This film is great to look at. Many of the shots — even the brief cutaways — are spectacularly detailed. There is no doubt that Miyazaki is a master story-teller, but his films would be diminished without the attention to detail and incredible skill that goes into the visuals. While Satoshi Kon’s works like Paprika elicit reactions to the way animation is used creatively, Miyazaki’s films keep things simple and bombard you with one breathtaking frame after another. I’m not sure why they’re so effective. Perhaps it’s Studio Ghibli’s aversion to computer-aided animation or maybe it’s that Miyazaki himself painstakingly draws thousands upon thousands of cels. Spirited Away really shows what the extra detail work can accomplish; the Disney films that cut costs by keeping the edges of frames simple and untouched can’t compare. It’s the difference between an A- and an A+. It’s also why Disney and Pixar people idolize Miyazaki and study his films so closely.
Miyazaki wrote this film with the young daughters of his family friends in mind. He wanted to give them a story they could relate to, with a heroine that looked something like them. It is, at first glance, a story that is best-suited to young girls, and yet I love it. Not only that, but all sorts of adults I’ve spoken to — male and female — have cited it as their favorite Japanese film. It has something for everyone. It’s a heartwarming coming-of-age tale, but has things to say about environmentalism, the loss of traditional Japanese society, greed, and love.
Spirited Away is a story that thrusts its protagonist into a fantastical world full of unknowns and impossibilities. In that respect it resembles the Harry Potter series a bit, but it lacks the long-winded exposition that you have to put up with in those stories. Unlike J.K. Rowling or Christopher Nolan [cough, Inception, cough], Miyazaki doesn’t feel the need to explain every little detail of the world he’s created. Instead, you’re left to take it in for yourself in the same way Chihiro is. From my perspective, it made for a richer experience.
There will be people who simply won’t be pulled into this story in spite of everything I’ve just said. For them, animation itself — regardless of how artfully it may be done — is the obstacle; rather than enjoying the story, they’re more often looking over their shoulders so as not to be caught watching a children’s film.

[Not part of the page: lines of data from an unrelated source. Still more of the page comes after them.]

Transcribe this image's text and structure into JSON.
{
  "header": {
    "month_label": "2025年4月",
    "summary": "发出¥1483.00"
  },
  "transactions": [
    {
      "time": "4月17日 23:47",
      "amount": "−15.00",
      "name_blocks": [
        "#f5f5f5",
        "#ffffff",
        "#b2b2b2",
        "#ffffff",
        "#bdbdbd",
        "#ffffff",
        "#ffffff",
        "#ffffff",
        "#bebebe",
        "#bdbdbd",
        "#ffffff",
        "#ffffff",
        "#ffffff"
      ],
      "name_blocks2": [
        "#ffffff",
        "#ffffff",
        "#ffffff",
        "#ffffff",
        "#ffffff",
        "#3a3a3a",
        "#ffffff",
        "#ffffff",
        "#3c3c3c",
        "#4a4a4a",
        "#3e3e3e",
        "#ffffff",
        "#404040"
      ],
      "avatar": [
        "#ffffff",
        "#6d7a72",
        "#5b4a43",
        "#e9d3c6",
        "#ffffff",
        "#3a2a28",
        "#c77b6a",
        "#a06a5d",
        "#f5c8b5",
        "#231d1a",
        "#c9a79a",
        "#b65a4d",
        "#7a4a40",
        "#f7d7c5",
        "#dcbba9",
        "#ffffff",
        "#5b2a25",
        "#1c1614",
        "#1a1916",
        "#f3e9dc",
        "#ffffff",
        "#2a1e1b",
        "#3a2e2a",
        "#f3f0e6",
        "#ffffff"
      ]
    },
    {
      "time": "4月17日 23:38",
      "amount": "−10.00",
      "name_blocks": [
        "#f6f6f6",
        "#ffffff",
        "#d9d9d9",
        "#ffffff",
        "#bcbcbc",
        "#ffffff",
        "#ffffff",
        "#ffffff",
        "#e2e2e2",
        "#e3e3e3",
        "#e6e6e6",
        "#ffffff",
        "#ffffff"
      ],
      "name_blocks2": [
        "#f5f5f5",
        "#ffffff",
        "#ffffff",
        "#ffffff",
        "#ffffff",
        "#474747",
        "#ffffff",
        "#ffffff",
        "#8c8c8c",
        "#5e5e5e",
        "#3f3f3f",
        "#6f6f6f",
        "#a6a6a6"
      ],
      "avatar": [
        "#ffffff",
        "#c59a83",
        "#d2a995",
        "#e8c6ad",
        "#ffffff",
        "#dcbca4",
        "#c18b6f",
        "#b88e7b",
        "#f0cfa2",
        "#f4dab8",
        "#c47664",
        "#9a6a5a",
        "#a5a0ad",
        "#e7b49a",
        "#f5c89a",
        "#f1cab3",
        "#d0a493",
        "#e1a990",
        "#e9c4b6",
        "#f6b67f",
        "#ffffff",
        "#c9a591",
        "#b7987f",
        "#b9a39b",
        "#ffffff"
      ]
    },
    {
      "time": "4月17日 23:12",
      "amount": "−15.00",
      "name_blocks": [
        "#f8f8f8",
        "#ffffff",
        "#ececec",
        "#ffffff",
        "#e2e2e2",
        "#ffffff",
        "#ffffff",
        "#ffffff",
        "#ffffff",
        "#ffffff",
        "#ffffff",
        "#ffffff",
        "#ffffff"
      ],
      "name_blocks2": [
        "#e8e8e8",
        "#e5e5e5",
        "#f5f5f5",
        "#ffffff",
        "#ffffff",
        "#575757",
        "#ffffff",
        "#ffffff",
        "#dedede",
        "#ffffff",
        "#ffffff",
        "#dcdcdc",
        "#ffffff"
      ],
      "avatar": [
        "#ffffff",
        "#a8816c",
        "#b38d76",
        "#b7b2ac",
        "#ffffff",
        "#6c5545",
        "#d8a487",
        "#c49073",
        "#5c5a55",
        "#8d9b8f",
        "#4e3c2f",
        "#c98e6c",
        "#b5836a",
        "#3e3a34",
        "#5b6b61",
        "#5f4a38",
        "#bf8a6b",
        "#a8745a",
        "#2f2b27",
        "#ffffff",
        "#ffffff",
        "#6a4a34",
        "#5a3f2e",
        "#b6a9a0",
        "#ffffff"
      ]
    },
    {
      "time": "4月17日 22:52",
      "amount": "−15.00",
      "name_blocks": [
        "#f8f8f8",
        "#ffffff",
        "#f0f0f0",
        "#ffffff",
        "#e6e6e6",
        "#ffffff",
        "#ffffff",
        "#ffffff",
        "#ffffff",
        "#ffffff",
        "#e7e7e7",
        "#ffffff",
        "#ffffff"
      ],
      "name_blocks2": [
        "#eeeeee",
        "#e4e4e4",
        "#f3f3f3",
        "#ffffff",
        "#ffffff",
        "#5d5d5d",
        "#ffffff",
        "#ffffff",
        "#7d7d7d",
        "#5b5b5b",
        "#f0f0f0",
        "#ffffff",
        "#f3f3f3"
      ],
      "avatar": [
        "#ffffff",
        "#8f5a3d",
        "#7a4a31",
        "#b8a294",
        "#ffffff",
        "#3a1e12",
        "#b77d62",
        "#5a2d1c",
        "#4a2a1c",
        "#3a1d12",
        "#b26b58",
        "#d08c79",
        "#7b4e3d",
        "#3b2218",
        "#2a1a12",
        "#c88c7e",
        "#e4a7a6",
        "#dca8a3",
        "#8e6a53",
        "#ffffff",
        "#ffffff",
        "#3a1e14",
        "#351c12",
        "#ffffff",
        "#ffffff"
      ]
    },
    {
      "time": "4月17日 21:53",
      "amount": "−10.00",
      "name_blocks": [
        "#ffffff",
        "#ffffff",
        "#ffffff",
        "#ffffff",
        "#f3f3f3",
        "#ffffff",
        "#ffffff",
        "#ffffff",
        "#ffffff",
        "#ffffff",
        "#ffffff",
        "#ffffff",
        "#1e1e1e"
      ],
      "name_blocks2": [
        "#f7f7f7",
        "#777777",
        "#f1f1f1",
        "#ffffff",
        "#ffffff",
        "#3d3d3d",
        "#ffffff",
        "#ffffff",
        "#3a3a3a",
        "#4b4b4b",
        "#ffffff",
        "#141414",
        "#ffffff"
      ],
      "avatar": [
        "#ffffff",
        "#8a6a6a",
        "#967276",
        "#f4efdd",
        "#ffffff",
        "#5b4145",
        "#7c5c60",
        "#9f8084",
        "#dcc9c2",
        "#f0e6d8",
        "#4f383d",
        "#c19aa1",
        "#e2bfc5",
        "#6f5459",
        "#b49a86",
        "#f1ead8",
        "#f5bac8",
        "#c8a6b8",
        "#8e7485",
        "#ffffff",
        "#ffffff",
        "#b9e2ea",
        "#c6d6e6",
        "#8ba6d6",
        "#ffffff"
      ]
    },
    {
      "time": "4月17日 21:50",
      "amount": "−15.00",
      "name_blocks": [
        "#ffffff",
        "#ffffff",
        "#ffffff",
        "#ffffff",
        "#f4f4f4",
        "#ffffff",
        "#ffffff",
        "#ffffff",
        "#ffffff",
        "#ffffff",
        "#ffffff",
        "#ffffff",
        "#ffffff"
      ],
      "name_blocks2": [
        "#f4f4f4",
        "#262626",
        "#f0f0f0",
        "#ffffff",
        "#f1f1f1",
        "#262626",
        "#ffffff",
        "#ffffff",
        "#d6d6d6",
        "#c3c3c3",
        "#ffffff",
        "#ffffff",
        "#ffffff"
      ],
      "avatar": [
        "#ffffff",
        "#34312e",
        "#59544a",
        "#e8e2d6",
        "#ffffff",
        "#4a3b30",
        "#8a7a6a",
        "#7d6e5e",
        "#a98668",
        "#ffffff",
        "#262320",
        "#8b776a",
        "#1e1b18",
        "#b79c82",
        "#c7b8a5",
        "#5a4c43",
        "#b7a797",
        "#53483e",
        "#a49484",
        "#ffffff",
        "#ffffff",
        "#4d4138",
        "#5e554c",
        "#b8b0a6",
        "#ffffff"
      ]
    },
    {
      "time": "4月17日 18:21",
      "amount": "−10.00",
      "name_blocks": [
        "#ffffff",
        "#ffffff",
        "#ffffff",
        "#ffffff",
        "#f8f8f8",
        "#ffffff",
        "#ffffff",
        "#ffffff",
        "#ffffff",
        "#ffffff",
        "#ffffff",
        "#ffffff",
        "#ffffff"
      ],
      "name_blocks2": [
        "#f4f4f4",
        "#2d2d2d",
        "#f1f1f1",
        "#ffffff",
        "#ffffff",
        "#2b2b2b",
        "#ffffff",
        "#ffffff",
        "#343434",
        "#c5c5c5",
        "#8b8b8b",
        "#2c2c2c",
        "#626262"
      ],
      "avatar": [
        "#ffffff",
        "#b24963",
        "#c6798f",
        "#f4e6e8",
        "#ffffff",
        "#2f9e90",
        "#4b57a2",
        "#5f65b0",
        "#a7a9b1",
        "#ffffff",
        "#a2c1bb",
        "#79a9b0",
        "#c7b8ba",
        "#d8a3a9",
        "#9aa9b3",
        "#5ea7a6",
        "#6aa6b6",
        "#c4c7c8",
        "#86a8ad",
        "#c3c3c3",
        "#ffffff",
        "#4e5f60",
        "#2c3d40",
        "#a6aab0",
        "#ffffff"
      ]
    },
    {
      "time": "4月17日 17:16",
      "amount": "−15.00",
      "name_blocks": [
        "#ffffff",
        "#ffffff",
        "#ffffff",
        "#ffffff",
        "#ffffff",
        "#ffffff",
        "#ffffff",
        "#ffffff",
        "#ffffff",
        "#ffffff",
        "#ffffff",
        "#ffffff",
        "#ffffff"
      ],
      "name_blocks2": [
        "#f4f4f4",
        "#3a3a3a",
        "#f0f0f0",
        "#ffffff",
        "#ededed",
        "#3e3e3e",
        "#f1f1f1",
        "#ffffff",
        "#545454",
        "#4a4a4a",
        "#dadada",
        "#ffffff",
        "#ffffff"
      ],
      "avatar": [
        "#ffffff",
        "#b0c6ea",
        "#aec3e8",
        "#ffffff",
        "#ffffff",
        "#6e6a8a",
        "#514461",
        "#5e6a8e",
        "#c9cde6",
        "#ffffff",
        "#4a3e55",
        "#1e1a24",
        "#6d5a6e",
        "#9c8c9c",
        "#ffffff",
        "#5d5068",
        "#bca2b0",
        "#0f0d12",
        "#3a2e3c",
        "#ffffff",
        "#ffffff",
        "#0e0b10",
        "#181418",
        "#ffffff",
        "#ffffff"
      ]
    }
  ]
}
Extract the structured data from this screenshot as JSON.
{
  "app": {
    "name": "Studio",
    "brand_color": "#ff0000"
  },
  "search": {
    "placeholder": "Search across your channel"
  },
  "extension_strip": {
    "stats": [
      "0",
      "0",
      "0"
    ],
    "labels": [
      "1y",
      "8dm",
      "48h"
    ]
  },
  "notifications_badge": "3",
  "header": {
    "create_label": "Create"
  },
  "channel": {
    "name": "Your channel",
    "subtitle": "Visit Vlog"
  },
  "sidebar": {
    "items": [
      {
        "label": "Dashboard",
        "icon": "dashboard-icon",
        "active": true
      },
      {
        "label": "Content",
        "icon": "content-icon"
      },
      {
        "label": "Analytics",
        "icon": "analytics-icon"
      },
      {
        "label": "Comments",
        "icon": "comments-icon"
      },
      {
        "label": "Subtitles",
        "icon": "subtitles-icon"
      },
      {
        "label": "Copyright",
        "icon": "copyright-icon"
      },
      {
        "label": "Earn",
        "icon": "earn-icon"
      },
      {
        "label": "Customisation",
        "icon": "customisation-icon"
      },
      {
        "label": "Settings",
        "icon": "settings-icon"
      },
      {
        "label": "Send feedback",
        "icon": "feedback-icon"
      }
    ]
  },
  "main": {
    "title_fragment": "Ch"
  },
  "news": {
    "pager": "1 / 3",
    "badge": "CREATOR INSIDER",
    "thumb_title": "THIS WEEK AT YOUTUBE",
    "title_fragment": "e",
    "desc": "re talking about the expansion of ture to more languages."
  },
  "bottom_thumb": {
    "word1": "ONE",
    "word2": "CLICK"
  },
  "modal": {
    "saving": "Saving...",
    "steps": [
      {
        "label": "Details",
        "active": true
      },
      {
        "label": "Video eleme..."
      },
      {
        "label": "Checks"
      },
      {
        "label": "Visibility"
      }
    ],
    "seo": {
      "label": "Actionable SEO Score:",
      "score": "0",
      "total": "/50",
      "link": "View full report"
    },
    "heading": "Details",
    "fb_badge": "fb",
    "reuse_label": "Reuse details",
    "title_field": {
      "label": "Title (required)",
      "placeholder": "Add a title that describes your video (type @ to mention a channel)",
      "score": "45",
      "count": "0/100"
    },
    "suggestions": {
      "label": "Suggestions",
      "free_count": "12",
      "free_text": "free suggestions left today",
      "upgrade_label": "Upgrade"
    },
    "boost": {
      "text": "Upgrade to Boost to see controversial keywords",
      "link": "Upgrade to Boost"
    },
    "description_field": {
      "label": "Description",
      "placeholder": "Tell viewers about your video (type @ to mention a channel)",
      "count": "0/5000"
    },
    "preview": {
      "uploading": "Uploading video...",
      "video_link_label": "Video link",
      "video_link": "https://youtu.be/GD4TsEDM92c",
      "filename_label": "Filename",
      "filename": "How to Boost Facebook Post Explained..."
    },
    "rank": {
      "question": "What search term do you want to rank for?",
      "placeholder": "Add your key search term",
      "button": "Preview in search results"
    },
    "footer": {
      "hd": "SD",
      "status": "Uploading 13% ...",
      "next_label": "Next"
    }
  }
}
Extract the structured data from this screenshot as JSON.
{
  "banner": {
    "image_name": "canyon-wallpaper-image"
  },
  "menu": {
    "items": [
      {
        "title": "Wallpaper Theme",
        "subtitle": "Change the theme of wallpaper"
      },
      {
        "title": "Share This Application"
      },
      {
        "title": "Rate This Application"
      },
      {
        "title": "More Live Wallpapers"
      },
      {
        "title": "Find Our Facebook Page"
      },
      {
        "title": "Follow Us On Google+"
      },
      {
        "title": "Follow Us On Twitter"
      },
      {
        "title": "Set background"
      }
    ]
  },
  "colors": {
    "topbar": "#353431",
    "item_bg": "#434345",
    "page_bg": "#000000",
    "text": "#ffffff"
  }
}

If you aren’t concerned with that sort of thing, I’d suggest watching this movie. It’s rare that I truly consider a movie to be great forall ages, but if ever there was one, this is it. Fortunately, because it was released in the US by Disney, it should be relatively easy to come by on DVD. And as for which language you watch it in…that’s entirely up to you. I watched it first in English back in high school and loved it. Now, I appreciate the Japanese, but don’t feel compelled to hear the ‘original’. The Disney dubbing was phenomenal and the lack of subs means you can focus on the picture.